Be that as it may, whilst the debate over capital punishment rages on and President Sirisena vowed to curb the drug menace by hanging drug offenders, SLPP MP Roshan Ranasinghe told Parliament that lawmakers now not only had to fear terrorists and the underworld but also siblings of VVIPs.
He alleged that he is being continuously harassed by close confidantes of the incumbent President, alleging that the Police including the Headquarters Inspector in charge of the Polonnaruwa Police was not under the control of the IGP and listened only to the family of the President.
He charged that Dudley Sirisena had not once but thrice threatened him with death. When MP Ranasinghe had complained to the Police Criminal Investigations Department (CID), it had replied saying the issue was not pertinent to the CID.
“If death threats against a Member of Parliament are irrelevant to the CID, what of the security of the general public?” queried the lawmaker, appealing to the House to not allow the abuse of presidential powers to go unchecked. The Chair announced that this was a privilege issue and it would be brought to the notice of the Speaker.

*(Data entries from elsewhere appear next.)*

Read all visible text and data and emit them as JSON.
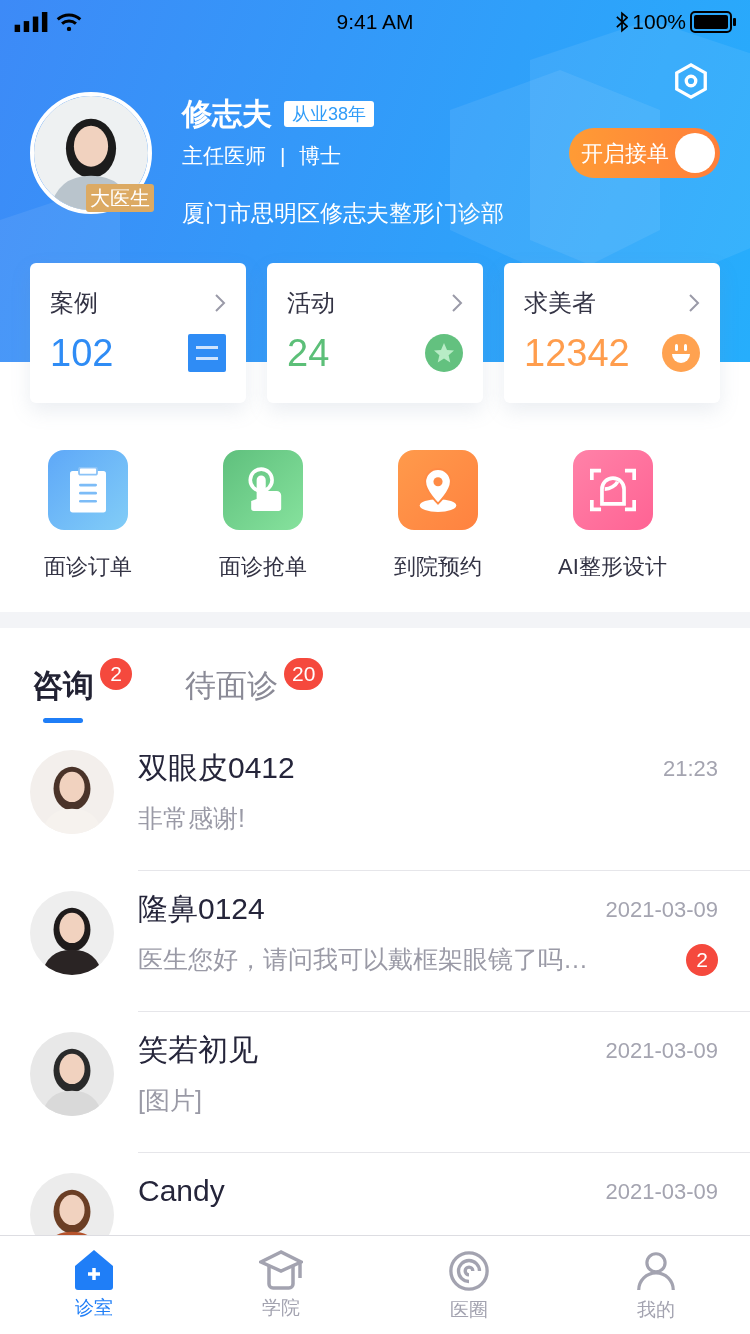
{
  "status_bar": {
    "time": "9:41 AM",
    "battery": "100%"
  },
  "profile": {
    "name": "修志夫",
    "experience": "从业38年",
    "title": "主任医师",
    "divider": "|",
    "degree": "博士",
    "badge": "大医生",
    "clinic": "厦门市思明区修志夫整形门诊部",
    "toggle": {
      "label": "开启接单",
      "on": true
    }
  },
  "stats": [
    {
      "label": "案例",
      "value": "102",
      "kind": "cases"
    },
    {
      "label": "活动",
      "value": "24",
      "kind": "activity"
    },
    {
      "label": "求美者",
      "value": "12342",
      "kind": "clients"
    }
  ],
  "actions": [
    {
      "label": "面诊订单",
      "kind": "clipboard"
    },
    {
      "label": "面诊抢单",
      "kind": "tap"
    },
    {
      "label": "到院预约",
      "kind": "location"
    },
    {
      "label": "AI整形设计",
      "kind": "face-scan"
    }
  ],
  "tabs": [
    {
      "label": "咨询",
      "badge": "2",
      "selected": true
    },
    {
      "label": "待面诊",
      "badge": "20",
      "selected": false
    }
  ],
  "conversations": [
    {
      "name": "双眼皮0412",
      "time": "21:23",
      "preview": "非常感谢!"
    },
    {
      "name": "隆鼻0124",
      "time": "2021-03-09",
      "preview": "医生您好，请问我可以戴框架眼镜了吗…",
      "unread": "2"
    },
    {
      "name": "笑若初见",
      "time": "2021-03-09",
      "preview": "[图片]"
    },
    {
      "name": "Candy",
      "time": "2021-03-09"
    }
  ],
  "nav": [
    {
      "label": "诊室",
      "kind": "home",
      "selected": true
    },
    {
      "label": "学院",
      "kind": "academy",
      "selected": false
    },
    {
      "label": "医圈",
      "kind": "circle",
      "selected": false
    },
    {
      "label": "我的",
      "kind": "me",
      "selected": false
    }
  ]
}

MP Sydney Jayarathne from Polonnaruwa confirmed that he too was getting death threats from the Sirisena family whilst firebrand Colombo District MP Hirunika Premachandra said that there were moves from the same alleged culprits to silence her criticism against the President Sirisena. State Defence Minister Ruwan Wijewardene however, assured the MP that if all relevant details are given, he would ensure a fair probe into the lawmaker’s grievances.